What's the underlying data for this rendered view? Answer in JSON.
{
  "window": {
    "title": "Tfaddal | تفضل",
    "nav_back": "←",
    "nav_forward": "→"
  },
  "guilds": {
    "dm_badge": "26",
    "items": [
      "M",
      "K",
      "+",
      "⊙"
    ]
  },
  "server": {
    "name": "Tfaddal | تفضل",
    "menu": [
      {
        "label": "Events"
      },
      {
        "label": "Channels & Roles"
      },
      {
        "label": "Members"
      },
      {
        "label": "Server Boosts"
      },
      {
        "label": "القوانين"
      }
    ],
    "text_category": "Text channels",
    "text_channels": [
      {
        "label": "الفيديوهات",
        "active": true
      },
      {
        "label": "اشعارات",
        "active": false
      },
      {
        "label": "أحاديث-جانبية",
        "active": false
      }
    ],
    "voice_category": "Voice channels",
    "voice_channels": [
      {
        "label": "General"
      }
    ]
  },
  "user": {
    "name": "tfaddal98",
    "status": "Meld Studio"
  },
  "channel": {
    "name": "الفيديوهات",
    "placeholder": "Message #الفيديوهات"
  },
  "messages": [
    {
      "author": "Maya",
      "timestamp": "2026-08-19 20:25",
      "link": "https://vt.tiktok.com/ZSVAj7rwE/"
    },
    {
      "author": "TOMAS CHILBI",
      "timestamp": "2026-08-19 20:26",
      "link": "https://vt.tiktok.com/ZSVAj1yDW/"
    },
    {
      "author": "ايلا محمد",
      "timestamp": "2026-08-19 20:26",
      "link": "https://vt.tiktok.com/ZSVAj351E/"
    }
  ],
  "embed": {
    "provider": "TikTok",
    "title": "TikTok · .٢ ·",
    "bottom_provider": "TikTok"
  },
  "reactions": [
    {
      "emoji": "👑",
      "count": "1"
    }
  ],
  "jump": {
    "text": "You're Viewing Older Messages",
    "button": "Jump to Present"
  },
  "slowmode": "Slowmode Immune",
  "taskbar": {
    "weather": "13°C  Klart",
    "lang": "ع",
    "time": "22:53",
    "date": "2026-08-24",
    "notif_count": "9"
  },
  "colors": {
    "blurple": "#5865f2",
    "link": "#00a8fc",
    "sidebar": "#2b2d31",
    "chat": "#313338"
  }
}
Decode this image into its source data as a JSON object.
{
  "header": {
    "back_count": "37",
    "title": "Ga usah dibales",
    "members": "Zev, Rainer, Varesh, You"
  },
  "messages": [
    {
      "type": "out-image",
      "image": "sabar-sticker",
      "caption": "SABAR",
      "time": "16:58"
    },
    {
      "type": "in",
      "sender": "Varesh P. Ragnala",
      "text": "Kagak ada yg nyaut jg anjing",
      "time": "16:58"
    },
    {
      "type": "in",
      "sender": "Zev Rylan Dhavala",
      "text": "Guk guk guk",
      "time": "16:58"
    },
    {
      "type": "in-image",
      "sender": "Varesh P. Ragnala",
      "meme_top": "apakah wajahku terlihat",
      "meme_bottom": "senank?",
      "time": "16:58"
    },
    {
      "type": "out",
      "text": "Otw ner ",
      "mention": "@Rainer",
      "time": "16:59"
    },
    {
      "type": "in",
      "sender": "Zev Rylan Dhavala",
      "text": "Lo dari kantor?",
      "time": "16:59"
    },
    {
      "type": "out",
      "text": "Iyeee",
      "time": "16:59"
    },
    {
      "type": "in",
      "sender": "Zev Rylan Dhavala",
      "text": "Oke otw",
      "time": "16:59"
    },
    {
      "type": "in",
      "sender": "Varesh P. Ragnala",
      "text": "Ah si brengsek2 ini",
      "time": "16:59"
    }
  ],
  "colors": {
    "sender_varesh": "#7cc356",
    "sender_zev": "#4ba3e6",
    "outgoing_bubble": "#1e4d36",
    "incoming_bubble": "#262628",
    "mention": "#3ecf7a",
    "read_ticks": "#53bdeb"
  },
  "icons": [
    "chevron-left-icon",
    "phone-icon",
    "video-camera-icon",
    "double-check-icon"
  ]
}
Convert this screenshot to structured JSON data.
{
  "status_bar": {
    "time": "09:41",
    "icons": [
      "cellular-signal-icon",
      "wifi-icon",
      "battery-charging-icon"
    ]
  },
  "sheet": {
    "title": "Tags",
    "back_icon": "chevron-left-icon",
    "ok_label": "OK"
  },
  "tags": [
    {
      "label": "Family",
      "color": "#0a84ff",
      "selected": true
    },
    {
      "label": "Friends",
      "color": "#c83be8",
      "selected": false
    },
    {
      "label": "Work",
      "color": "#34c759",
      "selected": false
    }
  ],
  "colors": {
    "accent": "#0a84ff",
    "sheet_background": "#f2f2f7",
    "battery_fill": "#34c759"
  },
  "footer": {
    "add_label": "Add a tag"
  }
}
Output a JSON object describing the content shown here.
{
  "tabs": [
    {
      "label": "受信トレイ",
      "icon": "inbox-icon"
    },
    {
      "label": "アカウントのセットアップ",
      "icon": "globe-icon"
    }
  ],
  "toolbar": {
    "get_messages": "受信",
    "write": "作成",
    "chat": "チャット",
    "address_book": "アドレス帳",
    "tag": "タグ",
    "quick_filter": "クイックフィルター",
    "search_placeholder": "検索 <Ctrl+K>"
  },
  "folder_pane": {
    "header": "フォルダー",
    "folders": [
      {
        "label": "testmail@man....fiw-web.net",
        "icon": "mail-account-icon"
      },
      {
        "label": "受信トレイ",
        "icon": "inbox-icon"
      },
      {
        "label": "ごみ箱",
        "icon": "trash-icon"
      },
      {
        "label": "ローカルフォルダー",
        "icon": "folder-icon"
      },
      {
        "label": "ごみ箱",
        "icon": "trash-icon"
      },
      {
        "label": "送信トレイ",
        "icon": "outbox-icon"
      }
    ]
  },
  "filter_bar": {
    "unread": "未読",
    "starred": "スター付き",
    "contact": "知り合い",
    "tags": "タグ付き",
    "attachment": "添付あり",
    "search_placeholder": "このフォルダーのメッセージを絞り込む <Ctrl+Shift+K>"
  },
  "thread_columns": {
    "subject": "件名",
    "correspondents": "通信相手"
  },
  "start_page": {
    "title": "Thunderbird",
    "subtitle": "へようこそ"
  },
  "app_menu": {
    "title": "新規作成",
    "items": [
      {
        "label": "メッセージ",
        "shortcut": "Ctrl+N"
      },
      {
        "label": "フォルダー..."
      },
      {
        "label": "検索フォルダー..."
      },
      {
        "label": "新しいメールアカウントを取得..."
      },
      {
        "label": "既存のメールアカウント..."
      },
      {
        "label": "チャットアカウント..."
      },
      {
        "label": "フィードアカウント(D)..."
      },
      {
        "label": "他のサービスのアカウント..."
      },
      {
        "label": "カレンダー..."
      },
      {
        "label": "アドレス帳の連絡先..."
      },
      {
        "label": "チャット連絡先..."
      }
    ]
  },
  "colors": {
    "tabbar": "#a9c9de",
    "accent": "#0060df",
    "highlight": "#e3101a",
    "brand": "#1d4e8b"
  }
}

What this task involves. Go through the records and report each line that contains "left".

Response.
    "chevron-left-icon",
    "back_icon": "chevron-left-icon",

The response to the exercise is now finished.